Most off JobKeeper by March: Treasurer

·2-min read

Treasurer Josh Frydenberg believes most people will be off the JobKeeper program by the end of March, making it no longer fit for purpose.

He says new preliminary data from the Australian Taxation Office indicates there were about 140,000 fewer businesses on the wage subsidy program in January compared to the previous month, and nearly 600,000 fewer individuals.

Treasury now expects the number of people relying on the payment in the March quarter to be about 1.1 million, a reduction of 200,000 compared to the 1.3 million estimated in the mid-year budget review released in December.

"Of the 1.1 million in the March quarter, we are expecting the majority to remain in their existing jobs following the conclusion of the program," Mr Frydenberg told an Australian Chamber of Commerce and Industry conference in Canberra on Wednesday.

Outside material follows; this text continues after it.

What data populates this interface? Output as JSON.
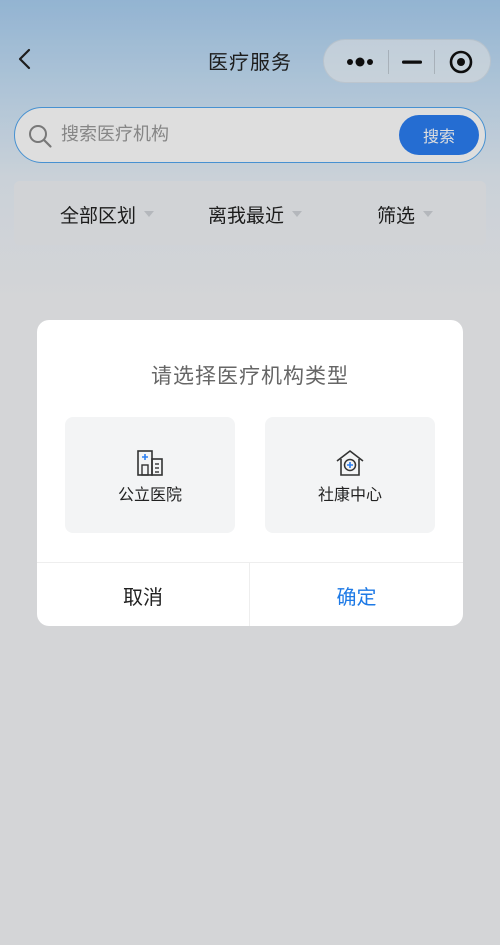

"While JobKeeper has been a remarkable program, it is no longer fit for purpose post-March."

He concedes the transition from JobKeeper will be difficult with some businesses needing to adjust and workers having to seek out more sustainable roles.

"But it is one that can be managed," he said.

He said the next stage will need to target those that require support whilst not getting in the way of the broader economic recovery.

"Over the coming weeks we'll have more to say on targeted support for various sectors and industries," Mr Frydenberg said.

Meanwhile, the first conviction for JobKeeper fraud has been recorded.

Raed Saleh was fined $3000 and ordered to pay reparations of $3000 and costs of $282 for making a false and misleading statement to the Australian Taxation Office to receive $6000 in JobKeeper payments.

The Heidelberg Magistrates Court in Melbourne found Saleh was not entitled to the payments.

He pleaded guilty to the charges after admitting to the ATO that he had not been carrying on a business as a sole trader, had agreed to be nominated as an employee with his full-time employer, and was not eligible for the JobKeeper payments.

ATO deputy commissioner Will Day said fraud against the stimulus measures is fraud against the community, "effectively stealing from the pockets of taxpayers at a time when the community needs it most".

"We have an important role to ensure the integrity of the stimulus measures and when we uncover fraud or people seeking to exploit them we will take action, as we know the community would expect us to do," Mr Day said in a statement.